The two biggest standouts are Edie Falco and Joe Pesci who play Davidson’s mother and dying grandfather respectively. From the moment she explains why she will not change her t-shirt soiled with Pete’s “results” until after she finishes her workout, it is evident Falco is all-in on the hijinks and hilariously so. Both Falco and Pesci are scene stealers who put a smile on my face just through their presence in this comedy chaos – even if I could have used more of each.
So much of the humor that had me cracking up is difficult to put into words without losing much of the effect, and if I could it would only spoil the fun of all. One example I will share that had me in tears has to do with Pete helping his family friend “Uncle Roy” (Brad Garrett) who is suffering with a bout of hip dysplasia, perform mid-act with a prostitute. It is probably not what you expect. What it is immature, kind of gross, and probably (or at least I am hoping) one of the fictionalized parts of the series. It is also funny as hell. The image it creates will have you laughing, groaning and asking for more.

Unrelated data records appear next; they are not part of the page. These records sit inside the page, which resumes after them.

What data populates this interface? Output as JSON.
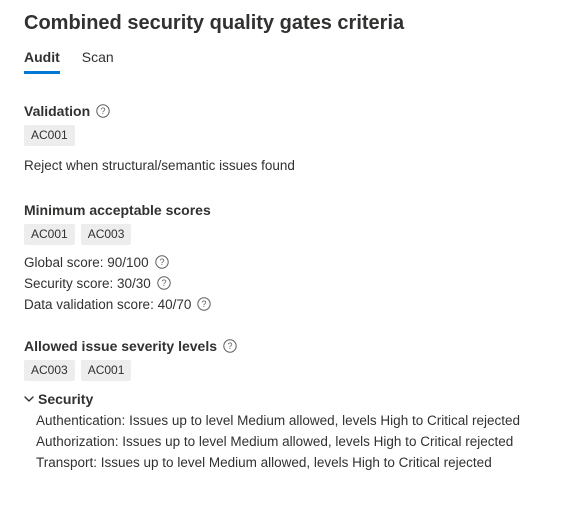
{
  "title": "Combined security quality gates criteria",
  "tabs": {
    "audit": "Audit",
    "scan": "Scan"
  },
  "sections": {
    "validation": {
      "title": "Validation",
      "chips": [
        "AC001"
      ],
      "text": "Reject when structural/semantic issues found"
    },
    "scores": {
      "title": "Minimum acceptable scores",
      "chips": [
        "AC001",
        "AC003"
      ],
      "rows": [
        "Global score: 90/100",
        "Security score: 30/30",
        "Data validation score: 40/70"
      ]
    },
    "severity": {
      "title": "Allowed issue severity levels",
      "chips": [
        "AC003",
        "AC001"
      ],
      "group": "Security",
      "rows": [
        "Authentication: Issues up to level Medium allowed, levels High to Critical rejected",
        "Authorization: Issues up to level Medium allowed, levels High to Critical rejected",
        "Transport: Issues up to level Medium allowed, levels High to Critical rejected"
      ]
    }
  }
}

I went into Bupkis pretty blindly. I knew it would involve Pete, Edie and Joe, but the remaining cast was all a mystery to me. Garrett was only one of the welcome co-stars to make an appearance. The series was developed and written by Davidson, along with his creative partners Judah Miller (The King of Staten Island) and Dave Sirus – it is also produced by Lorne Michaels.

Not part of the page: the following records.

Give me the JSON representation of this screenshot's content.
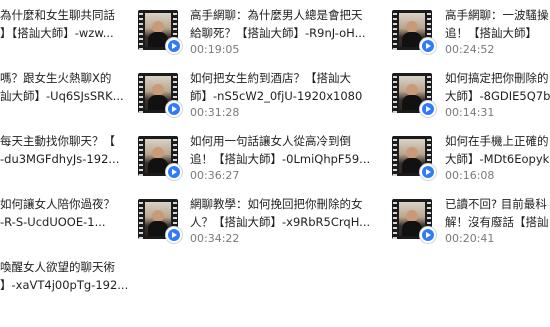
{
  "files": [
    {
      "line1": "為什麼和女生聊共同話",
      "line2": "】【搭訕大師】-wzw...",
      "duration": ""
    },
    {
      "line1": "高手網聊：為什麼男人總是會把天",
      "line2": "給聊死？【搭訕大師】-R9nJ-oH...",
      "duration": "00:19:05"
    },
    {
      "line1": "高手網聊：一波騷操",
      "line2": "追！【搭訕大師】",
      "duration": "00:24:52"
    },
    {
      "line1": "嗎？跟女生火熱聊X的",
      "line2": "訕大師】-Uq6SJsSRK...",
      "duration": ""
    },
    {
      "line1": "如何把女生約到酒店？【搭訕大",
      "line2": "師】-nS5cW2_0fjU-1920x1080",
      "duration": "00:31:28"
    },
    {
      "line1": "如何搞定把你刪除的",
      "line2": "大師】-8GDIE5Q7b",
      "duration": "00:14:31"
    },
    {
      "line1": "每天主動找你聊天？【",
      "line2": "-du3MGFdhyJs-192...",
      "duration": ""
    },
    {
      "line1": "如何用一句話讓女人從高冷到倒",
      "line2": "追！【搭訕大師】-0LmiQhpF59...",
      "duration": "00:36:27"
    },
    {
      "line1": "如何在手機上正確的",
      "line2": "大師】-MDt6Eopyk",
      "duration": "00:16:08"
    },
    {
      "line1": "如何讓女人陪你過夜？",
      "line2": "-R-S-UcdUOOE-1...",
      "duration": ""
    },
    {
      "line1": "網聊教學：如何挽回把你刪除的女",
      "line2": "人？【搭訕大師】-x9RbR5CrqH...",
      "duration": "00:34:22"
    },
    {
      "line1": "已讀不回? 目前最科",
      "line2": "解！沒有廢話【搭訕",
      "duration": "00:20:41"
    },
    {
      "line1": "喚醒女人欲望的聊天術",
      "line2": "】-xaVT4j00pTg-192...",
      "duration": ""
    }
  ]
}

There’s obviously a great deal of support behind the series. In addition to those behind the scenes is a long list of amazing actors from comedy greats to today’s hottest talent and numerous in between. They are weaved into Pete’s story effectively adding some great laughs in addition to a certain level of esteem to a project that (without viewing) could easily be dismissed.
Just a few of the stellar cast include Bobby Cannavale (fantastic as always as Pete’s uncle and surrogate dad), SNL legend Jane Curtin, the great Steve Buscemi and the hilarious Sunita Mani. As always, I will let you discover the other guest stars on your own. Just go in knowing in one episode alone there had to have at least a half dozen exciting guests. Who will pop up next is part of the fun, without being gimmicky.
The series is a bit manic, bouncing around all over the place through Pete’s life including dealing with internet trolls, playing dad, filming a movie, drug deals and of course, rehab. While the tone is certainly inconsistent it also feels appropriate when telling Davidson’s story – a young man who often aimlessly wanders through his own life.
The outrageous gives way to the unexpectedly endearing. Even when at its most sincere the absurd is not far behind. Where the series most succeeds is making Davidson, a guy whose life is much different than mine, feel relatable. Davidson’s acting may also be uneven, but the most human aspects of his wild journey will probably change opinions on the actor, at least for those who can keep an open mind.
For a series about a man who acknowledges his flaws and is working them out, the rough around the edges feel is fittingly on brand, capturing the charms of Davidson. I get it now. The guy won me over. Somewhere during the eight episode season I went from not being a fan of Davidson, to openly rooting for him. For that reason and many more, Bupkis is one of the most surprisingly addictive series of the year.
Bupkis premieres all 8 episodes only on “The Cock” (Peacock – Pete’s choice of words not mine,) starting May 4rd. Warning: The series is completely binge-able. I was planning to watch a few episodes and ended up watching all 8 in one sitting – it is a load of fun.
Jane Curtin not Curtis